If you work near products or materials that contain lead, it can get inside your body. If you are exposed to too much lead, it can be toxic.
Lead poisonings can happen if you are exposed to high levels of lead over a short time period (also called an acute exposure). When this happens, you may experience:
- Metallic taste
- Abdominal pain, nausea, vomiting
- Diarrhea or constipation
- Dehydration, headache, exhaustion, irritability, weakness
- Appetite loss
- Memory loss
- Pain or tingling in your hands or feet
Symptoms may occur slowly, so health professions may overlook lead poisoning as the cause as other things can also cause many of these symptoms.
Exposure to high levels of lead may cause:
- Kidney and brain damage
A person who is exposed to lead over long periods of time may experience:
- Abdominal pain, nausea, and constipation
- Depression, irritability, and altered moods or behaviors
- Distraction and forgetfulness
- Increased blood pressure
Other symptoms include:
- Decreased lung function
- Bone or tooth loss
- Increased infections in general
- Fertility problems in both men and women
The following agencies have determined lead is probably cancer-causing in humans:
- Department of Health and Human Services 
- Environmental Protection Agency 
- International Agency for Research on Cancer 
Children tend to show signs of severe lead toxicity at lower exposure levels than adults. However, most children with lead in their blood have no obvious symptoms. A blood test is the easiest way to determine if a child has been exposed to lead.
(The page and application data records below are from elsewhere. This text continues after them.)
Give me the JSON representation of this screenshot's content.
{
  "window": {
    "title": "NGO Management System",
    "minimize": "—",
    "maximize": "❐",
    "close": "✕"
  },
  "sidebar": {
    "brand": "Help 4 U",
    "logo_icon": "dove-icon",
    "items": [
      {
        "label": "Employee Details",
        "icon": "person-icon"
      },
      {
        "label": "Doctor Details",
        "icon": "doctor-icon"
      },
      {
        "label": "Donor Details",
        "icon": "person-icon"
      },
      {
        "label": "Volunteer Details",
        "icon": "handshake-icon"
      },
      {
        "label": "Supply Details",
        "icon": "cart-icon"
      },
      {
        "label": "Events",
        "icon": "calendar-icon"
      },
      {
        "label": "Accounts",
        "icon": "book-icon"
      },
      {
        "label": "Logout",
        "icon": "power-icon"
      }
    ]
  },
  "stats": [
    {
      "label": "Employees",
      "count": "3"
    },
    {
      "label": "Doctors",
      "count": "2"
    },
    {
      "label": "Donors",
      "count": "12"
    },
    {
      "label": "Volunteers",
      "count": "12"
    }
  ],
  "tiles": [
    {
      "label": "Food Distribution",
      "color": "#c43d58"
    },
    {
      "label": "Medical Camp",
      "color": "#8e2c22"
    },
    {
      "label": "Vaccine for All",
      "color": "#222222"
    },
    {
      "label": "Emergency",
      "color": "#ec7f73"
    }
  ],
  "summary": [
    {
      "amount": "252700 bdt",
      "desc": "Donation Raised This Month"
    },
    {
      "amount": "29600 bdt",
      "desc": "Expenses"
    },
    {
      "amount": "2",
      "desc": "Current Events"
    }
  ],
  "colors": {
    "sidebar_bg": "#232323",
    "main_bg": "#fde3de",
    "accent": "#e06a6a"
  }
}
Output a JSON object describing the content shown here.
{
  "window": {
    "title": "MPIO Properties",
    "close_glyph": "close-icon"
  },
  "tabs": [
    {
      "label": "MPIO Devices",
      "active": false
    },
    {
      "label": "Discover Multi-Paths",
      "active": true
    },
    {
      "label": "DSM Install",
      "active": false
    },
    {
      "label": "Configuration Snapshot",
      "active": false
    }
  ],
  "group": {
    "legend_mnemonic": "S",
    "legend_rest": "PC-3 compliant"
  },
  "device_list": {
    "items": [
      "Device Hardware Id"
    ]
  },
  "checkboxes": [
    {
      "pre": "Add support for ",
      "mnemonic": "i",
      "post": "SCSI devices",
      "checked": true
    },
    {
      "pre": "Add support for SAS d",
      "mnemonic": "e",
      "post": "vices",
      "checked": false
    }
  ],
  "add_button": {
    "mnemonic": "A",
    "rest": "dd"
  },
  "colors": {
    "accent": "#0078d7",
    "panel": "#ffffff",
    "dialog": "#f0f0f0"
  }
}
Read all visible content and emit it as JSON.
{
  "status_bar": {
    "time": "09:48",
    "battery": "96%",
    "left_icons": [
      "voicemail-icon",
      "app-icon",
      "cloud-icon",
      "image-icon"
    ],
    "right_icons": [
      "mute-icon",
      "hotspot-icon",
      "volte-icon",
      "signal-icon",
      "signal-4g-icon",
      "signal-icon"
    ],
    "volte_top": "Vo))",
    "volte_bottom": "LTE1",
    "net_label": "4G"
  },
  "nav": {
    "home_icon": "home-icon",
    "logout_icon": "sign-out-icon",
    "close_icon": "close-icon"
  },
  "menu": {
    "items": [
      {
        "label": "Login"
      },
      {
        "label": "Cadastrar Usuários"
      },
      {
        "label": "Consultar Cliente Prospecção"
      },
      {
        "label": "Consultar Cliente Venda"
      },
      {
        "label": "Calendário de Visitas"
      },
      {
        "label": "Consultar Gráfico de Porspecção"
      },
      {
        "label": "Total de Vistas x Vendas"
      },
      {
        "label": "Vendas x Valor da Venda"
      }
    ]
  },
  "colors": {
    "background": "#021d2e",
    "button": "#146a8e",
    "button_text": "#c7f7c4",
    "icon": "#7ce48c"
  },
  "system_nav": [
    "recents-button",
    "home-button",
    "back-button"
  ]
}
Talk to your child’s healthcare provider about getting a blood lead test.
Exposure to lead can seriously harm a child’s health and can cause:
- Damage to the brain and nervous system
- Slowed growth and development
- Learning and behavior problems
- Hearing and speech problems
Lead can cross the placental barrier, which means pregnant women who are exposed to lead may also expose their unborn child. Lead can damage a developing baby’s nervous system. It can also cause miscarriage, stillbirths, and infertility in both men and women. Learn more about how lead affects children on the CDC webpage.
The health effects of lead are the same whether lead particles are breathed in, swallowed, or absorbed through your skin. However, our bodies absorb higher levels of lead when it is breathed in.
The human body stores lead in our blood and other tissues, however, in adults over 90% of lead is stored in our bones. As we age, our bones often weaken and become less dense. Aging often moves minerals out of bone and into other areas of our body. Lead stored in our bone, sometimes for decades, may then be released into our blood. If this happens, lead can reach and possibly harm other organ systems in our body. Many women undergoing menopause experience these changes; post-menopausal women have been found to have higher blood lead levels (BLLs) than pre-menopausal women.
Lead can impact nerve function in our body. Our body’s sensory systems rely heavily on healthy nerves. Nerves are essential for detecting signals in the environment and acting in response to change. Lead exposure has been found to impact the auditory or hearing system. Some scientists think exposures to lead AND noise together can damage hearing to an even greater degree than hearing loss caused by loud noise exposures alone.